(37 Total References)
Peter Markstein, email@example.com
HP Labs : News : Archives : In The Genes: Family Hobby Bears Scientific Fruit
Peter Markstein, a Principal Scientist at HP Labs, and Vicky Markstein, a consultant in computer architecture and programming, quickly offered to help.
Vicky is General Chair, Peter is Program Chair and Michele is delivering a tutorial on "Biology for Computer Scientists.
"We found what appeared to be enhancers in about a dozen places," says Peter
"Some of them were quite surprising.
That was an important enough finding for the resulting paper -- co-authored by Michele, Peter, Vicky and Michele's advisor, Professor Michael Levine of UC Berkeley -- published in January in the prestigious Proceedings of the National Academy of Sciences.
Indeed, the success of what started as a fun family project has led to bioinformatics being Peter Markstein's
main focus at HP Labs
working to better understand the field's particular computing challenges, with the goal of helping HP
determine how to best supply tools and support for bioinformatics.
is working on a new search tool.
"What we've done on the fly has pretty sure implications for humans," says Peter
from left: Peter Markstein, Vicky Markstein and Michele Markstein
Peter Markstein - Hewlett-Packard Co., Co-chair
HP Labs : Adv. Studies : CBSR : People : Peter Markstein
Peter MarksteinHP Labs : Adv.
...Peter MarksteinPrincipal Research ScientistComputational BioScience Research E-mail: firstname.lastname@example.orgPhone: (650) 857-6662FAX: (650) 857-4146
...Peter Markstein received his SB and SM degrees in Mathematics from M.I.T., and his Ph.D. in Computer Science from N.Y.U. Courant Institute of Mathematical Sciences.
At IBM, he
was active in computer architecture, optimizing compilers, and floating point arithmetic.He was a member of the "801 Project", one of the earliest RISC computer projects.
This work led to the RS/6000 family of computers, where Dr. Markstein's
work influenced the RS/6000 architecture and resulted in the XL family of optimizing compilers.
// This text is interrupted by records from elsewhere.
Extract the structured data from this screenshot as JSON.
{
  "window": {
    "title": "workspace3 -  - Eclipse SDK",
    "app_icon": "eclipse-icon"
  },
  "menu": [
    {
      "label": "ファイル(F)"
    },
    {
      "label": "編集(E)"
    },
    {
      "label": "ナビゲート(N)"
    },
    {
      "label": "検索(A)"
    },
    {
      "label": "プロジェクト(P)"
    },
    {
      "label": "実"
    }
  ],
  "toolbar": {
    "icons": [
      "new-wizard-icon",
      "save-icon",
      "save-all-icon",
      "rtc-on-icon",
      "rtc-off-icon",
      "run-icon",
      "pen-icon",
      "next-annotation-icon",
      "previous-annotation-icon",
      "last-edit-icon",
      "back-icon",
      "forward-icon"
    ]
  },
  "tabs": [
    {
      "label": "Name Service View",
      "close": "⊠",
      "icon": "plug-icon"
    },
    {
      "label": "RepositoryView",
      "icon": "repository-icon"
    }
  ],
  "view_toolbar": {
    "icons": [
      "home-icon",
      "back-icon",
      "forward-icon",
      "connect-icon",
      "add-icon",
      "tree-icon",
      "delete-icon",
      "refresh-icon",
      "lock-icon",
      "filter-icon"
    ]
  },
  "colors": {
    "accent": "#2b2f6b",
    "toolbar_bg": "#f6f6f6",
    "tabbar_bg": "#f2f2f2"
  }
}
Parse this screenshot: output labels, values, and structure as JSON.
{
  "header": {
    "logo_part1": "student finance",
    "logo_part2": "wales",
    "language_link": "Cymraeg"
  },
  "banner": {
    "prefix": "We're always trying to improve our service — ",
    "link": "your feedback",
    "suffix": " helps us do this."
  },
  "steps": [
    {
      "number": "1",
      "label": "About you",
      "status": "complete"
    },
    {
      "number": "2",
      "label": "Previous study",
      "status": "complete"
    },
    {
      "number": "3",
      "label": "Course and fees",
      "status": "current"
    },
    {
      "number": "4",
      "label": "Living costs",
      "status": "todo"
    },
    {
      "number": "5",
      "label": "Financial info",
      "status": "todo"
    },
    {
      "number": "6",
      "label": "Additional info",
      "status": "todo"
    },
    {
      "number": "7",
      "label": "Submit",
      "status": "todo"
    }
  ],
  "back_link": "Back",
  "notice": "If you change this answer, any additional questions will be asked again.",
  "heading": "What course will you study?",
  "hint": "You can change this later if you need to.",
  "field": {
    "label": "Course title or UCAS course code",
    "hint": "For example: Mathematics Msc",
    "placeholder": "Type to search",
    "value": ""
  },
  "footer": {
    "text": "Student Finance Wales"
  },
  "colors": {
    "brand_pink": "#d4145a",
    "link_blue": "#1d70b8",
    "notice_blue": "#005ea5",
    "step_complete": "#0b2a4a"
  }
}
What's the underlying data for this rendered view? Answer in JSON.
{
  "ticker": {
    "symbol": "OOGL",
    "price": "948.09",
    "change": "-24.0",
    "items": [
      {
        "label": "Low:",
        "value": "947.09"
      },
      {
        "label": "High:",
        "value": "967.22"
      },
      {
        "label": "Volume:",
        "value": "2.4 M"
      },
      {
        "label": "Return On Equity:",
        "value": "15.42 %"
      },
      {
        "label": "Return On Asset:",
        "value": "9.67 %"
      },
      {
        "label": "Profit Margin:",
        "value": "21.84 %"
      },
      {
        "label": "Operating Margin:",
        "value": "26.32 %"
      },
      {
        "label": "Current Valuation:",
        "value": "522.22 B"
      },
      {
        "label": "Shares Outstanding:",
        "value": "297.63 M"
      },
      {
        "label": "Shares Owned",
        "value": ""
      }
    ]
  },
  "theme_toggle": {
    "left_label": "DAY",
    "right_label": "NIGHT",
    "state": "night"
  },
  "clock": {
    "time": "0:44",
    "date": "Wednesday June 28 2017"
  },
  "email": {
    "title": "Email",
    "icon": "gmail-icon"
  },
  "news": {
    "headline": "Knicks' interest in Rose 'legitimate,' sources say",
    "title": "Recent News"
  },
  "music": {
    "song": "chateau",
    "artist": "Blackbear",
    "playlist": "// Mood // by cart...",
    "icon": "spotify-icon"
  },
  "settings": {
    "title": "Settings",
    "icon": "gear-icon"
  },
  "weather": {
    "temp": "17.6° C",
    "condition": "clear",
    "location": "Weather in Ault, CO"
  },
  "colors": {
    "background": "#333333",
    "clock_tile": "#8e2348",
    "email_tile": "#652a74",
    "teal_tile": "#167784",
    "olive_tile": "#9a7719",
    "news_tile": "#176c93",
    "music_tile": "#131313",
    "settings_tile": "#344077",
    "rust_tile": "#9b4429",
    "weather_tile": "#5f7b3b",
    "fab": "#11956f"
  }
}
Dr. Markstein has been a member of HP Labs since 1992.He
was an active participant in the Precision Architecture Wide Word project, which ultimately became the Itanium computer.His
contributions to Itanium influenced its floating point architecture, compiler development, and elementary function library.His
book, "IA-64 and Elementary Functions: Speed and Precision", was one of the earliest books published about Itanium.He led the development of HP's first Java Just-in-Time (JIT) compiler.
Since 2001, Dr. Markstein's
research efforts have been directed towards Bioinformatics.He
has been involved in developing software to scan genomes for potential enhancers, as well as identifying potential binding motifs from sets of gene regulatory regions.The goal is to gain a deeper understanding of gene regulation. Dr. Markstein is a member of the IEEE-754R Committee, which is developing a revised floating point arithmetic standard.In Bioinformatics, he has been Program Chair for the 2002 IEEE Computer Society Bioinformatics Conference (CSB2002), as well as Program Co-Chair for CSB2003, CSB2004, and CSB2005.He is Program Co-Chair of the Life Sciences Society Computational Systems Bioinformatics Conference (CSB2006).He has also served as guest editor for four issues of the Journal of Bioinformatics and Computational Biology.
...Peter Markstein, IA-64 and Elementary Functions: Speed and Precision, Prentice-Hall, New Jersey, May 2000.
...photo of Peter Markstein
Peter Markstein email@example.com